WERTHEIMER: (Laughter) What was the answer?
REISMAN: The answer was blacksmith and gunpowdery. And I was called and told that I was an honorable mention.
WERTHEIMER: (Laughter) So are you ready to try it again? Play the puzzle?
REISMAN: I'm ready.
WERTHEIMER: OK. Will, let's play.
SHORTZ: All right. Steven, sounds like you are really ready after 30 years. I'm going to give you some words. For each one, change one letter in it to name something to drink. For example, if I said later - L-A-T-E-R - you could say either water or lager. Either one would work.
SHORTZ: Here's number one, coffer - C-O-F-F-E-R.
SHORTZ: That's right. Number two is topic - T-O-P-I-C.
SHORTZ: Wider - W-I-D-E-R.
SHORTZ: That's it.
WERTHEIMER: Very good.
SHORTZ: Whisker - W-H-I-S-K-E-R.
SHORTZ: Pinch - P-I-N-C-H.
SHORTZ: That's it. Scorch - S-C-O-R-C-H.
SHORTZ: Martins - M-A-R-T-I-N-S.
SHORTZ: Mild - M-I-L-D.
SHORTZ: Bear - B-E-A-R.
SHORTZ: Lead - L-E-A-D. Something that people don't drink much nowadays, but they did maybe five, seven hundred years ago.
REISMAN: Oh, mead.
SHORTZ: Mead is it, good.
REISMAN: It's honey...
WERTHEIMER: Back when they were drinking porter.
SHORTZ: That's right. Wink - W-I-N-K.
SHORTZ: Cold - C-O-L-D.
REISMAN: Well, I can think of Colt 45, but...
SHORTZ: Colt, yeah. No, brand names here though.
SHORTZ: Cola, is it?
SHORTZ: Lake - L-A-K-E. It's a tricky one because the answer is in two syllables.
REISMAN: Oh, sake.
SHORTZ: That's it. And here's your last one, so long - S-O-L-O-N-G.

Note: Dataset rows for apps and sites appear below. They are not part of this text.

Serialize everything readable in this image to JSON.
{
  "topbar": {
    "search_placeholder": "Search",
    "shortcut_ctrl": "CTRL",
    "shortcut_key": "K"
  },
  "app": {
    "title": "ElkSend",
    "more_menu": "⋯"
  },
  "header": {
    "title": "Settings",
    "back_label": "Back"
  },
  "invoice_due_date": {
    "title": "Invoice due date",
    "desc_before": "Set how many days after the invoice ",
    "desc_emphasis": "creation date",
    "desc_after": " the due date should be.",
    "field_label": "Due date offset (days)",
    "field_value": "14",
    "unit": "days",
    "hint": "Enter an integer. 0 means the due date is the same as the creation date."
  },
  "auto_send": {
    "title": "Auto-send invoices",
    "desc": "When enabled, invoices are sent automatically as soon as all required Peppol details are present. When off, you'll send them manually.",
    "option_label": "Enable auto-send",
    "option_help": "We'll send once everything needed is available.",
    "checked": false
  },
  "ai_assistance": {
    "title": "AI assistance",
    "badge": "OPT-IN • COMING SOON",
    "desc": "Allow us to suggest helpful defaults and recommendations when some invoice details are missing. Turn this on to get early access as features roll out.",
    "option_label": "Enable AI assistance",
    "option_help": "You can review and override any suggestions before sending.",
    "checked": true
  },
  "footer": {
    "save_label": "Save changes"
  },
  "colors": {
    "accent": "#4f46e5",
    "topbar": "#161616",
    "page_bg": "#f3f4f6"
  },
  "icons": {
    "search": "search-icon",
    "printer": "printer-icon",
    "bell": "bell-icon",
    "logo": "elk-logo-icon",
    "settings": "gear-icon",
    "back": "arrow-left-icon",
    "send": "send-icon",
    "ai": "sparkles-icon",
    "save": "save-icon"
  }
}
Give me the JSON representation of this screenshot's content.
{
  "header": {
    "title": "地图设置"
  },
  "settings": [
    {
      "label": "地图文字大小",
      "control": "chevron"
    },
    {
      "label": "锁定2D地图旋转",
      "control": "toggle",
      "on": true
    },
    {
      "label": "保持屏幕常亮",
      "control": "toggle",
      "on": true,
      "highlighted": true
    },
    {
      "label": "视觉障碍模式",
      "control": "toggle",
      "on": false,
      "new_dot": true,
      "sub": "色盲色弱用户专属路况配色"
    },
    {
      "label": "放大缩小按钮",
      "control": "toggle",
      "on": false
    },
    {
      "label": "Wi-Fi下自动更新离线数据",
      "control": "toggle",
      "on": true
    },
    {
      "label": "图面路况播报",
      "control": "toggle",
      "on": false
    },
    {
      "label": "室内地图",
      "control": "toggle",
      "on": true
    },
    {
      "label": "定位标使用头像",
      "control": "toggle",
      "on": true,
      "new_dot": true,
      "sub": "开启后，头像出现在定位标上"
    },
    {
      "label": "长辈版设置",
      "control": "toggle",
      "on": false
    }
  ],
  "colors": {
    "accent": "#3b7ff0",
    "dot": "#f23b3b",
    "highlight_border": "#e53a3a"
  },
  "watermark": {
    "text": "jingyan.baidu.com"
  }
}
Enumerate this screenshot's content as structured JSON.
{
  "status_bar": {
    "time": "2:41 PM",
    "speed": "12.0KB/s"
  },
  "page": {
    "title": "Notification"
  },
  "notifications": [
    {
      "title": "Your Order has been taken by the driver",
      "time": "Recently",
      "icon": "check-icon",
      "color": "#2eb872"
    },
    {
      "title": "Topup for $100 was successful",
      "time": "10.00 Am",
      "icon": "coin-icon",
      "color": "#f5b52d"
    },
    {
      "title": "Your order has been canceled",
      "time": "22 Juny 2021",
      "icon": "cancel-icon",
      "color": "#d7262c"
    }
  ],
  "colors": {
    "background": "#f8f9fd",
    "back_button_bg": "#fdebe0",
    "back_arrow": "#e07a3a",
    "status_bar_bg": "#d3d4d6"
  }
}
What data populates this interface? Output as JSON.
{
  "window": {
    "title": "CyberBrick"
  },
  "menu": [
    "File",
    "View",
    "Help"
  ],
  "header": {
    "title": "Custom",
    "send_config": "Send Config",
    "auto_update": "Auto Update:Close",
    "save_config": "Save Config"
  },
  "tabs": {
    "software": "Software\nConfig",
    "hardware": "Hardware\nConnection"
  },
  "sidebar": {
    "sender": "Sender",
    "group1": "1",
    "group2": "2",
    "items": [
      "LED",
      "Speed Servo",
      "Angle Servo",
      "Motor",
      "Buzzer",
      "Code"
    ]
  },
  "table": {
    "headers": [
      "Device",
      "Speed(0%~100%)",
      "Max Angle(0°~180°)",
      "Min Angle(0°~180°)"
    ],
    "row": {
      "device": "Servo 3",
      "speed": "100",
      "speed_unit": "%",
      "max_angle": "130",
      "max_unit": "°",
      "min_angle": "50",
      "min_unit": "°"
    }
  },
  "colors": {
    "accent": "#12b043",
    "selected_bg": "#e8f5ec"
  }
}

WERTHEIMER: I'm not getting it.
REISMAN: No, I'm not seeing that offhand.
SHORTZ: Yeah, change the first letter.
REISMAN: Oh, oolong.
WERTHEIMER: Oh, tea. It's tea.
REISMAN: Oolong tea. Good job.
WERTHEIMER: Very good. So, Steven, you're obviously up on your booze.
REISMAN: (Laughter) I'm not a drinker, but I'm up on it.
WERTHEIMER: Well, thank you very much for playing our puzzle today. You'll get a WEEKEND EDITION lapel pin as well as puzzle books and games. You can read all about it at npr.org/puzzle. dot org slash puzzle. Steven Reisman of Afton, Minn., thank you very much for playing The Puzzle.
REISMAN: Well, thanks, Will. Thanks, Linda.
WERTHEIMER: So, Will, do you have a challenge for next week?
SHORTZ: Yes, I do. And it comes from (laughter) not surprisingly - and it comes from listener Al Gori (ph) of Cozy Lake, N.J. Think of a famous quotation with eight words. The initial letters of the first four words themselves spell a word, and the initial letters of the last four words spell another word. And both words rhyme with jab. What quotation is it? So again - famous quotation, eight words. The initials of the first four words spell a word, and the initials of the last four words spell a word. And both of those words rhyme with jab - J-A-B. What quotation is it?
WERTHEIMER: When you have the answer, good luck with that. Go to our website, npr.org/puzzle. Click on the Submit Your Answer link - just one entry per person, please. Our deadline for entries is Thursday, Sept. 14 at 3 p.m. EST. Include a telephone number where we can reach you at about that time. If you're the winner, we'll give you a call. And you'll get to play on the air with the puzzle editor of The New York Times and WEEKEND EDITION'S puzzle master, Will Shortz.
Will, thank you.
SHORTZ: Thank you, Linda.
(SOUNDBITE OF MUSIC)
NPR transcripts are created on a rush deadline by Verb8tm, Inc., an NPR contractor, and produced using a proprietary transcription process developed with NPR. This text may not be in its final form and may be updated or revised in the future. Accuracy and availability may vary. The authoritative record of NPR’s programming is the audio record.